Scientific Affairs and Government Relations (SAGR) Committee
Why Say “Yes” to an NIH Study Section Opportunity
By: Todd K. Rosengart, MD
Researchers who receive funding from extramural organizations, such as the National Institutes of Health (NIH) or the American Heart Association (AHA), are often shortly thereafter asked to serve on the organizations’ grant review study sections that serve their grant review and award mechanisms. Such a solicitation should be viewed as an affirmation of the researcher’s status as a validated researcher and as an opportunity to “pay it forward” by providing the same (sometimes voluntary) service that others have given to allow future funding.
Unfortunately, some researchers turn down these opportunities because of the--in my opinion—mistaken belief that such a role will prevent them from submitting grants to the study section on which they are asked to serve. This may be true during the researcher’s term as a reviewer (although not necessarily the case with ad hoc status); I believe, however, that the advantages, appropriateness, and value of accepting such positions far outweigh any negatives.

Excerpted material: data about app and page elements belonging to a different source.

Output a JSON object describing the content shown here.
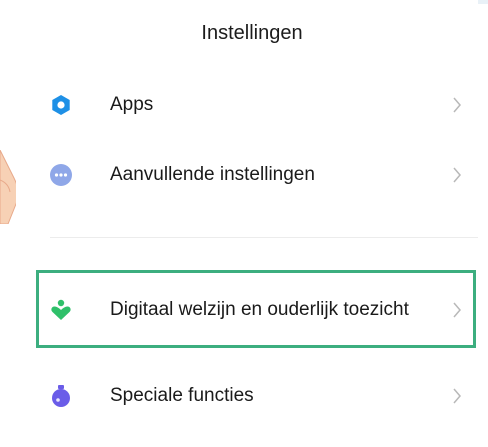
{
  "header": {
    "title": "Instellingen"
  },
  "items": [
    {
      "label": "Apps",
      "icon": "gear-icon",
      "icon_color": "#1e90e6"
    },
    {
      "label": "Aanvullende instellingen",
      "icon": "more-dots-icon",
      "icon_color": "#8fa7e8"
    },
    {
      "label": "Digitaal welzijn en ouderlijk toezicht",
      "icon": "digital-wellbeing-icon",
      "icon_color": "#2fc06a"
    },
    {
      "label": "Speciale functies",
      "icon": "flask-icon",
      "icon_color": "#6a5ce8"
    }
  ],
  "highlight_color": "#3cae7f"
}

The advantages of service on NIH or other study sections are many. First, study section experiences typically expose researchers to cutting-edge research and often introduce them to leading researchers in their field. These connections are invaluable and carry a cache for the researcher that exceeds the more random introductions at scientific meetings and other venues. Second, especially for junior investigators, sitting in on study section grant reviews provides an irreproducible, behind-the-scenes, real-world exposure to what truly matters in grantsmanship. The experience exposes the reviewer to innumerable subtleties about how grant-writing styles and structure are perceived and discussed in study sections. No other experience comes close to providing this level of insight.

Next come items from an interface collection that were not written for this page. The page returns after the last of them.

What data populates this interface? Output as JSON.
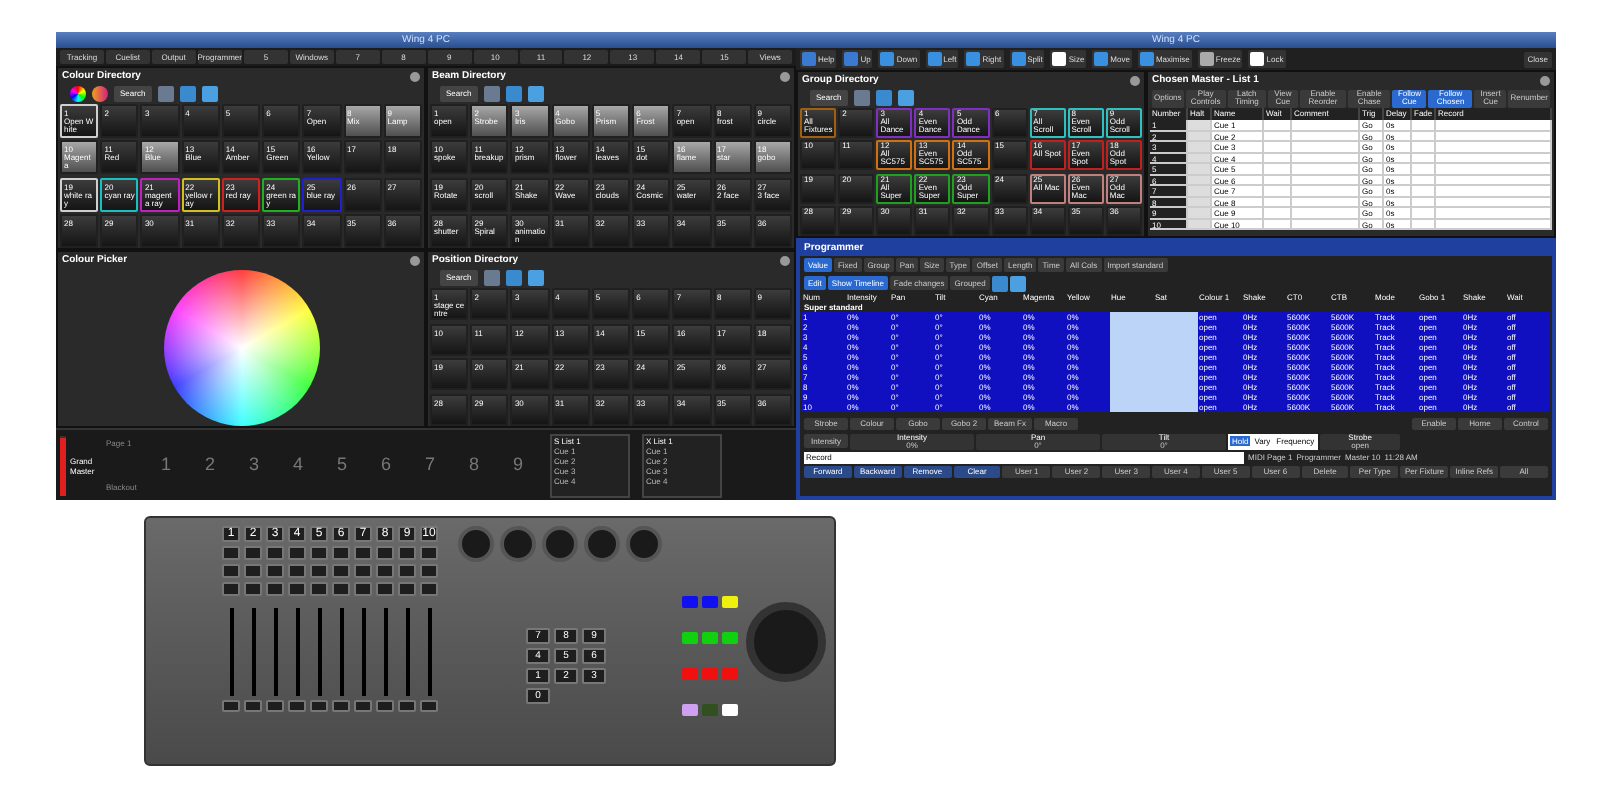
{
  "left_window": {
    "title": "Wing 4 PC",
    "tabs": [
      "Tracking",
      "Cuelist",
      "Output",
      "Programmer",
      "5",
      "Windows",
      "7",
      "8",
      "9",
      "10",
      "11",
      "12",
      "13",
      "14",
      "15",
      "Views"
    ],
    "colour_directory": {
      "title": "Colour Directory",
      "search": "Search",
      "cells": [
        {
          "number": "1",
          "label": "Open White",
          "kind": "outlined"
        },
        {
          "number": "2",
          "kind": "plain"
        },
        {
          "number": "3",
          "kind": "plain"
        },
        {
          "number": "4",
          "kind": "plain"
        },
        {
          "number": "5",
          "kind": "plain"
        },
        {
          "number": "6",
          "kind": "plain"
        },
        {
          "number": "7",
          "label": "Open",
          "kind": "plain"
        },
        {
          "number": "8",
          "label": "Mix",
          "kind": "light"
        },
        {
          "number": "9",
          "label": "Lamp",
          "kind": "light"
        },
        {
          "number": "10",
          "label": "Magenta",
          "kind": "light"
        },
        {
          "number": "11",
          "label": "Red",
          "kind": "plain"
        },
        {
          "number": "12",
          "label": "Blue",
          "kind": "light"
        },
        {
          "number": "13",
          "label": "Blue",
          "kind": "plain"
        },
        {
          "number": "14",
          "label": "Amber",
          "kind": "plain"
        },
        {
          "number": "15",
          "label": "Green",
          "kind": "plain"
        },
        {
          "number": "16",
          "label": "Yellow",
          "kind": "plain"
        },
        {
          "number": "17",
          "kind": "plain"
        },
        {
          "number": "18",
          "kind": "plain"
        },
        {
          "number": "19",
          "label": "white ray",
          "kind": "outlined"
        },
        {
          "number": "20",
          "label": "cyan ray",
          "kind": "plain",
          "color": "#19c0c0"
        },
        {
          "number": "21",
          "label": "magenta ray",
          "kind": "plain",
          "color": "#c020c0"
        },
        {
          "number": "22",
          "label": "yellow ray",
          "kind": "plain",
          "color": "#d0c020"
        },
        {
          "number": "23",
          "label": "red ray",
          "kind": "plain",
          "color": "#d02020"
        },
        {
          "number": "24",
          "label": "green ray",
          "kind": "plain",
          "color": "#20b020"
        },
        {
          "number": "25",
          "label": "blue ray",
          "kind": "plain",
          "color": "#2020d0"
        },
        {
          "number": "26",
          "kind": "plain"
        },
        {
          "number": "27",
          "kind": "plain"
        },
        {
          "number": "28",
          "kind": "plain"
        },
        {
          "number": "29",
          "kind": "plain"
        },
        {
          "number": "30",
          "kind": "plain"
        },
        {
          "number": "31",
          "kind": "plain"
        },
        {
          "number": "32",
          "kind": "plain"
        },
        {
          "number": "33",
          "kind": "plain"
        },
        {
          "number": "34",
          "kind": "plain"
        },
        {
          "number": "35",
          "kind": "plain"
        },
        {
          "number": "36",
          "kind": "plain"
        }
      ]
    },
    "beam_directory": {
      "title": "Beam Directory",
      "search": "Search",
      "cells": [
        {
          "number": "1",
          "label": "open",
          "kind": "plain"
        },
        {
          "number": "2",
          "label": "Strobe",
          "kind": "light"
        },
        {
          "number": "3",
          "label": "Iris",
          "kind": "light"
        },
        {
          "number": "4",
          "label": "Gobo",
          "kind": "light"
        },
        {
          "number": "5",
          "label": "Prism",
          "kind": "light"
        },
        {
          "number": "6",
          "label": "Frost",
          "kind": "light"
        },
        {
          "number": "7",
          "label": "open",
          "kind": "plain"
        },
        {
          "number": "8",
          "label": "frost",
          "kind": "plain"
        },
        {
          "number": "9",
          "label": "circle",
          "kind": "plain"
        },
        {
          "number": "10",
          "label": "spoke",
          "kind": "plain"
        },
        {
          "number": "11",
          "label": "breakup",
          "kind": "plain"
        },
        {
          "number": "12",
          "label": "prism",
          "kind": "plain"
        },
        {
          "number": "13",
          "label": "flower",
          "kind": "plain"
        },
        {
          "number": "14",
          "label": "leaves",
          "kind": "plain"
        },
        {
          "number": "15",
          "label": "dot",
          "kind": "plain"
        },
        {
          "number": "16",
          "label": "flame",
          "kind": "light"
        },
        {
          "number": "17",
          "label": "star",
          "kind": "light"
        },
        {
          "number": "18",
          "label": "gobo",
          "kind": "light"
        },
        {
          "number": "19",
          "label": "Rotate",
          "kind": "plain"
        },
        {
          "number": "20",
          "label": "scroll",
          "kind": "plain"
        },
        {
          "number": "21",
          "label": "Shake",
          "kind": "plain"
        },
        {
          "number": "22",
          "label": "Wave",
          "kind": "plain"
        },
        {
          "number": "23",
          "label": "clouds",
          "kind": "plain"
        },
        {
          "number": "24",
          "label": "Cosmic",
          "kind": "plain"
        },
        {
          "number": "25",
          "label": "water",
          "kind": "plain"
        },
        {
          "number": "26",
          "label": "2 face",
          "kind": "plain"
        },
        {
          "number": "27",
          "label": "3 face",
          "kind": "plain"
        },
        {
          "number": "28",
          "label": "shutter",
          "kind": "plain"
        },
        {
          "number": "29",
          "label": "Spiral",
          "kind": "plain"
        },
        {
          "number": "30",
          "label": "animation",
          "kind": "plain"
        },
        {
          "number": "31",
          "kind": "plain"
        },
        {
          "number": "32",
          "kind": "plain"
        },
        {
          "number": "33",
          "kind": "plain"
        },
        {
          "number": "34",
          "kind": "plain"
        },
        {
          "number": "35",
          "kind": "plain"
        },
        {
          "number": "36",
          "kind": "plain"
        }
      ]
    },
    "colour_picker": {
      "title": "Colour Picker"
    },
    "position_directory": {
      "title": "Position Directory",
      "search": "Search",
      "cells": [
        {
          "number": "1",
          "label": "stage centre"
        },
        {
          "number": "2"
        },
        {
          "number": "3"
        },
        {
          "number": "4"
        },
        {
          "number": "5"
        },
        {
          "number": "6"
        },
        {
          "number": "7"
        },
        {
          "number": "8"
        },
        {
          "number": "9"
        },
        {
          "number": "10"
        },
        {
          "number": "11"
        },
        {
          "number": "12"
        },
        {
          "number": "13"
        },
        {
          "number": "14"
        },
        {
          "number": "15"
        },
        {
          "number": "16"
        },
        {
          "number": "17"
        },
        {
          "number": "18"
        },
        {
          "number": "19"
        },
        {
          "number": "20"
        },
        {
          "number": "21"
        },
        {
          "number": "22"
        },
        {
          "number": "23"
        },
        {
          "number": "24"
        },
        {
          "number": "25"
        },
        {
          "number": "26"
        },
        {
          "number": "27"
        },
        {
          "number": "28"
        },
        {
          "number": "29"
        },
        {
          "number": "30"
        },
        {
          "number": "31"
        },
        {
          "number": "32"
        },
        {
          "number": "33"
        },
        {
          "number": "34"
        },
        {
          "number": "35"
        },
        {
          "number": "36"
        }
      ]
    },
    "playback_bar": {
      "grand_master": "Grand Master",
      "level": 0.95,
      "page": "Page 1",
      "status": "Blackout",
      "playbacks": [
        "1",
        "2",
        "3",
        "4",
        "5",
        "6",
        "7",
        "8",
        "9"
      ],
      "lists": [
        {
          "title": "S List 1",
          "cues": [
            "Cue 1",
            "Cue 2",
            "Cue 3",
            "Cue 4"
          ]
        },
        {
          "title": "X List 1",
          "cues": [
            "Cue 1",
            "Cue 2",
            "Cue 3",
            "Cue 4"
          ]
        }
      ]
    }
  },
  "right_window": {
    "title": "Wing 4 PC",
    "toolbar": [
      "Help",
      "Up",
      "Down",
      "Left",
      "Right",
      "Split",
      "Size",
      "Move",
      "Maximise",
      "Freeze",
      "Lock"
    ],
    "close": "Close",
    "group_directory": {
      "title": "Group Directory",
      "search": "Search",
      "cells": [
        {
          "number": "1",
          "label": "All Fixtures",
          "color": "#a06010"
        },
        {
          "number": "2"
        },
        {
          "number": "3",
          "label": "All Dance",
          "color": "#8030c0"
        },
        {
          "number": "4",
          "label": "Even Dance",
          "color": "#8030c0"
        },
        {
          "number": "5",
          "label": "Odd Dance",
          "color": "#8030c0"
        },
        {
          "number": "6"
        },
        {
          "number": "7",
          "label": "All Scroll",
          "color": "#30c0c0"
        },
        {
          "number": "8",
          "label": "Even Scroll",
          "color": "#30c0c0"
        },
        {
          "number": "9",
          "label": "Odd Scroll",
          "color": "#30c0c0"
        },
        {
          "number": "10"
        },
        {
          "number": "11"
        },
        {
          "number": "12",
          "label": "All SC575",
          "color": "#d07010"
        },
        {
          "number": "13",
          "label": "Even SC575",
          "color": "#d07010"
        },
        {
          "number": "14",
          "label": "Odd SC575",
          "color": "#d07010"
        },
        {
          "number": "15"
        },
        {
          "number": "16",
          "label": "All Spot",
          "color": "#c02020"
        },
        {
          "number": "17",
          "label": "Even Spot",
          "color": "#c02020"
        },
        {
          "number": "18",
          "label": "Odd Spot",
          "color": "#c02020"
        },
        {
          "number": "19"
        },
        {
          "number": "20"
        },
        {
          "number": "21",
          "label": "All Super",
          "color": "#20a020"
        },
        {
          "number": "22",
          "label": "Even Super",
          "color": "#20a020"
        },
        {
          "number": "23",
          "label": "Odd Super",
          "color": "#20a020"
        },
        {
          "number": "24"
        },
        {
          "number": "25",
          "label": "All Mac",
          "color": "#c08080"
        },
        {
          "number": "26",
          "label": "Even Mac",
          "color": "#c08080"
        },
        {
          "number": "27",
          "label": "Odd Mac",
          "color": "#c08080"
        },
        {
          "number": "28"
        },
        {
          "number": "29"
        },
        {
          "number": "30"
        },
        {
          "number": "31"
        },
        {
          "number": "32"
        },
        {
          "number": "33"
        },
        {
          "number": "34"
        },
        {
          "number": "35"
        },
        {
          "number": "36"
        }
      ]
    },
    "chosen_master": {
      "title": "Chosen Master - List 1",
      "buttons": [
        {
          "label": "Options",
          "selected": false
        },
        {
          "label": "Play Controls",
          "selected": false
        },
        {
          "label": "Latch Timing",
          "selected": false
        },
        {
          "label": "View Cue",
          "selected": false
        },
        {
          "label": "Enable Reorder",
          "selected": false
        },
        {
          "label": "Enable Chase",
          "selected": false
        },
        {
          "label": "Follow Cue",
          "selected": true
        },
        {
          "label": "Follow Chosen",
          "selected": true
        },
        {
          "label": "Insert Cue",
          "selected": false
        },
        {
          "label": "Renumber",
          "selected": false
        }
      ],
      "columns": [
        "Number",
        "Halt",
        "Name",
        "Wait",
        "Comment",
        "Trig",
        "Delay",
        "Fade",
        "Record"
      ],
      "rows": [
        [
          "1",
          "",
          "Cue 1",
          "",
          "",
          "Go",
          "0s",
          "",
          ""
        ],
        [
          "2",
          "",
          "Cue 2",
          "",
          "",
          "Go",
          "0s",
          "",
          ""
        ],
        [
          "3",
          "",
          "Cue 3",
          "",
          "",
          "Go",
          "0s",
          "",
          ""
        ],
        [
          "4",
          "",
          "Cue 4",
          "",
          "",
          "Go",
          "0s",
          "",
          ""
        ],
        [
          "5",
          "",
          "Cue 5",
          "",
          "",
          "Go",
          "0s",
          "",
          ""
        ],
        [
          "6",
          "",
          "Cue 6",
          "",
          "",
          "Go",
          "0s",
          "",
          ""
        ],
        [
          "7",
          "",
          "Cue 7",
          "",
          "",
          "Go",
          "0s",
          "",
          ""
        ],
        [
          "8",
          "",
          "Cue 8",
          "",
          "",
          "Go",
          "0s",
          "",
          ""
        ],
        [
          "9",
          "",
          "Cue 9",
          "",
          "",
          "Go",
          "0s",
          "",
          ""
        ],
        [
          "10",
          "",
          "Cue 10",
          "",
          "",
          "Go",
          "0s",
          "",
          ""
        ]
      ]
    },
    "programmer": {
      "title": "Programmer",
      "tabs": [
        {
          "label": "Value",
          "selected": true
        },
        {
          "label": "Fixed",
          "selected": false
        },
        {
          "label": "Group",
          "selected": false
        },
        {
          "label": "Pan",
          "selected": false
        },
        {
          "label": "Size",
          "selected": false
        },
        {
          "label": "Type",
          "selected": false
        },
        {
          "label": "Offset",
          "selected": false
        },
        {
          "label": "Length",
          "selected": false
        },
        {
          "label": "Time",
          "selected": false
        },
        {
          "label": "All Cols",
          "selected": false
        },
        {
          "label": "Import standard",
          "selected": false
        }
      ],
      "options": [
        {
          "label": "Edit",
          "selected": true
        },
        {
          "label": "Show Timeline",
          "selected": true
        },
        {
          "label": "Fade changes",
          "selected": false
        },
        {
          "label": "Grouped",
          "selected": false
        }
      ],
      "columns": [
        "Num",
        "Intensity",
        "Pan",
        "Tilt",
        "Cyan",
        "Magenta",
        "Yellow",
        "Hue",
        "Sat",
        "Colour 1",
        "Shake",
        "CT0",
        "CTB",
        "Mode",
        "Gobo 1",
        "Shake",
        "Wait"
      ],
      "group_label": "Super standard",
      "rows": [
        [
          "1",
          "0%",
          "0°",
          "0°",
          "0%",
          "0%",
          "0%",
          "",
          "",
          "open",
          "0Hz",
          "5600K",
          "5600K",
          "Track",
          "open",
          "0Hz",
          "off"
        ],
        [
          "2",
          "0%",
          "0°",
          "0°",
          "0%",
          "0%",
          "0%",
          "",
          "",
          "open",
          "0Hz",
          "5600K",
          "5600K",
          "Track",
          "open",
          "0Hz",
          "off"
        ],
        [
          "3",
          "0%",
          "0°",
          "0°",
          "0%",
          "0%",
          "0%",
          "",
          "",
          "open",
          "0Hz",
          "5600K",
          "5600K",
          "Track",
          "open",
          "0Hz",
          "off"
        ],
        [
          "4",
          "0%",
          "0°",
          "0°",
          "0%",
          "0%",
          "0%",
          "",
          "",
          "open",
          "0Hz",
          "5600K",
          "5600K",
          "Track",
          "open",
          "0Hz",
          "off"
        ],
        [
          "5",
          "0%",
          "0°",
          "0°",
          "0%",
          "0%",
          "0%",
          "",
          "",
          "open",
          "0Hz",
          "5600K",
          "5600K",
          "Track",
          "open",
          "0Hz",
          "off"
        ],
        [
          "6",
          "0%",
          "0°",
          "0°",
          "0%",
          "0%",
          "0%",
          "",
          "",
          "open",
          "0Hz",
          "5600K",
          "5600K",
          "Track",
          "open",
          "0Hz",
          "off"
        ],
        [
          "7",
          "0%",
          "0°",
          "0°",
          "0%",
          "0%",
          "0%",
          "",
          "",
          "open",
          "0Hz",
          "5600K",
          "5600K",
          "Track",
          "open",
          "0Hz",
          "off"
        ],
        [
          "8",
          "0%",
          "0°",
          "0°",
          "0%",
          "0%",
          "0%",
          "",
          "",
          "open",
          "0Hz",
          "5600K",
          "5600K",
          "Track",
          "open",
          "0Hz",
          "off"
        ],
        [
          "9",
          "0%",
          "0°",
          "0°",
          "0%",
          "0%",
          "0%",
          "",
          "",
          "open",
          "0Hz",
          "5600K",
          "5600K",
          "Track",
          "open",
          "0Hz",
          "off"
        ],
        [
          "10",
          "0%",
          "0°",
          "0°",
          "0%",
          "0%",
          "0%",
          "",
          "",
          "open",
          "0Hz",
          "5600K",
          "5600K",
          "Track",
          "open",
          "0Hz",
          "off"
        ]
      ],
      "feature_buttons": [
        "Strobe",
        "Colour",
        "Gobo",
        "Gobo 2",
        "Beam Fx",
        "Macro"
      ],
      "control_buttons": [
        "Enable",
        "Home",
        "Control"
      ],
      "encoder_button": "Intensity",
      "encoders": [
        {
          "label": "Intensity",
          "value": "0%"
        },
        {
          "label": "Pan",
          "value": "0°"
        },
        {
          "label": "Tilt",
          "value": "0°"
        }
      ],
      "modes": [
        {
          "label": "Hold",
          "selected": true
        },
        {
          "label": "Vary",
          "selected": false
        },
        {
          "label": "Frequency",
          "selected": false
        }
      ],
      "strobe": {
        "label": "Strobe",
        "value": "open"
      },
      "command_line": "Record",
      "status": [
        "MIDI Page 1",
        "Programmer",
        "Master 10",
        "11:28 AM"
      ],
      "bottom_buttons": [
        "Forward",
        "Backward",
        "Remove",
        "Clear",
        "User 1",
        "User 2",
        "User 3",
        "User 4",
        "User 5",
        "User 6",
        "Delete",
        "Per Type",
        "Per Fixture",
        "Inline Refs",
        "All"
      ]
    }
  },
  "console": {
    "number_keys": [
      "1",
      "2",
      "3",
      "4",
      "5",
      "6",
      "7",
      "8",
      "9",
      "10"
    ],
    "keypad": [
      "7",
      "8",
      "9",
      "4",
      "5",
      "6",
      "1",
      "2",
      "3",
      "0"
    ],
    "colour_keys": [
      {
        "color": "#1010f0"
      },
      {
        "color": "#1010f0"
      },
      {
        "color": "#f0f010"
      },
      {
        "color": "#10d010"
      },
      {
        "color": "#10d010"
      },
      {
        "color": "#10d010"
      },
      {
        "color": "#f01010"
      },
      {
        "color": "#f01010"
      },
      {
        "color": "#f01010"
      },
      {
        "color": "#d0a0f0"
      },
      {
        "color": "#305020"
      },
      {
        "color": "#ffffff"
      }
    ]
  }
}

Study section service is also an indispensable means to ensuring that surgeons have reasonable representation in these review forums, where surgeon representation is usually limited. I have seen many panel discussions where the knowledgeable and experienced input of a surgeon’s review dramatically alters a funding decision that would otherwise have been determined by non-surgeons. The surgeon reviewer can provide essential and otherwise unrecognized perspectives that lend important advocacy to under-appreciated aspects of surgery grant applications. This latter consideration, of course, represents a wonderful example of a surgeon’s “paying back” for the consideration that their own grant received from other interested reviewers. Finally, serving on an NIH or other study sections is highly prestigious and an important asset in academic record building.
Through the advocacy of the AATS Scientific and Government Relations (SAGR) Committee, progress has been made to ensure that there is appropriate surgery representation on the “special emphasis” panels to which grants may be diverted when a reviewer is in conflict because they serve on one or the other of the “surgery” study sections (for example, BTSS, Bioengineering, Technology and Surgical Sciences Study Section and, SAT is Surgery, Anesthesiology and Trauma Study Section). An alternative approach to this situation is for investigators to request in their cover letter that their grants be submitted to one of these or alternative “surgery-centric” panels.

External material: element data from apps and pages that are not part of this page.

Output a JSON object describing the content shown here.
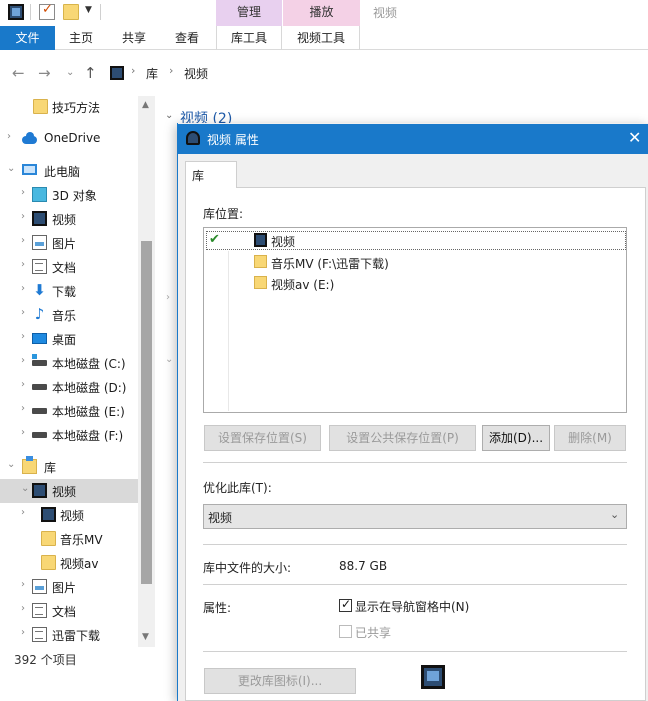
{
  "titlebar": {
    "context_manage": "管理",
    "context_play": "播放",
    "window_title": "视频"
  },
  "ribbon": {
    "file": "文件",
    "home": "主页",
    "share": "共享",
    "view": "查看",
    "library_tools": "库工具",
    "video_tools": "视频工具"
  },
  "address": {
    "parts": [
      "库",
      "视频"
    ]
  },
  "nav": {
    "items": [
      {
        "label": "技巧方法",
        "icon": "folder-icon"
      },
      {
        "label": "OneDrive",
        "icon": "onedrive-cloud-icon"
      },
      {
        "label": "此电脑",
        "icon": "computer-icon"
      },
      {
        "label": "3D 对象",
        "icon": "3d-objects-icon"
      },
      {
        "label": "视频",
        "icon": "video-film-icon"
      },
      {
        "label": "图片",
        "icon": "picture-icon"
      },
      {
        "label": "文档",
        "icon": "document-icon"
      },
      {
        "label": "下载",
        "icon": "download-arrow-icon"
      },
      {
        "label": "音乐",
        "icon": "music-note-icon"
      },
      {
        "label": "桌面",
        "icon": "desktop-icon"
      },
      {
        "label": "本地磁盘 (C:)",
        "icon": "system-drive-icon"
      },
      {
        "label": "本地磁盘 (D:)",
        "icon": "drive-icon"
      },
      {
        "label": "本地磁盘 (E:)",
        "icon": "drive-icon"
      },
      {
        "label": "本地磁盘 (F:)",
        "icon": "drive-icon"
      },
      {
        "label": "库",
        "icon": "libraries-icon"
      },
      {
        "label": "视频",
        "icon": "video-film-icon"
      },
      {
        "label": "视频",
        "icon": "video-film-icon"
      },
      {
        "label": "音乐MV",
        "icon": "folder-icon"
      },
      {
        "label": "视频av",
        "icon": "folder-icon"
      },
      {
        "label": "图片",
        "icon": "picture-icon"
      },
      {
        "label": "文档",
        "icon": "document-icon"
      },
      {
        "label": "迅雷下载",
        "icon": "document-icon"
      }
    ]
  },
  "status": {
    "item_count": "392 个项目"
  },
  "content": {
    "group_header": "视频 (2)"
  },
  "dialog": {
    "title": "视频 属性",
    "tab": "库",
    "locations_label": "库位置:",
    "locations": [
      {
        "label": "视频",
        "icon": "video-film-icon"
      },
      {
        "label": "音乐MV (F:\\迅雷下载)",
        "icon": "folder-icon"
      },
      {
        "label": "视频av (E:)",
        "icon": "folder-icon"
      }
    ],
    "buttons": {
      "set_save": "设置保存位置(S)",
      "set_public_save": "设置公共保存位置(P)",
      "add": "添加(D)...",
      "remove": "删除(M)"
    },
    "optimize_label": "优化此库(T):",
    "optimize_value": "视频",
    "size_label": "库中文件的大小:",
    "size_value": "88.7 GB",
    "attributes_label": "属性:",
    "show_in_nav": "显示在导航窗格中(N)",
    "shared": "已共享",
    "change_icon": "更改库图标(I)..."
  }
}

In summary, accepting an invitation to participate in study section service is a not-to-be-missed privilege, of great value not only to the surgeon–scientist reviewer, but to our colleagues and our field as well.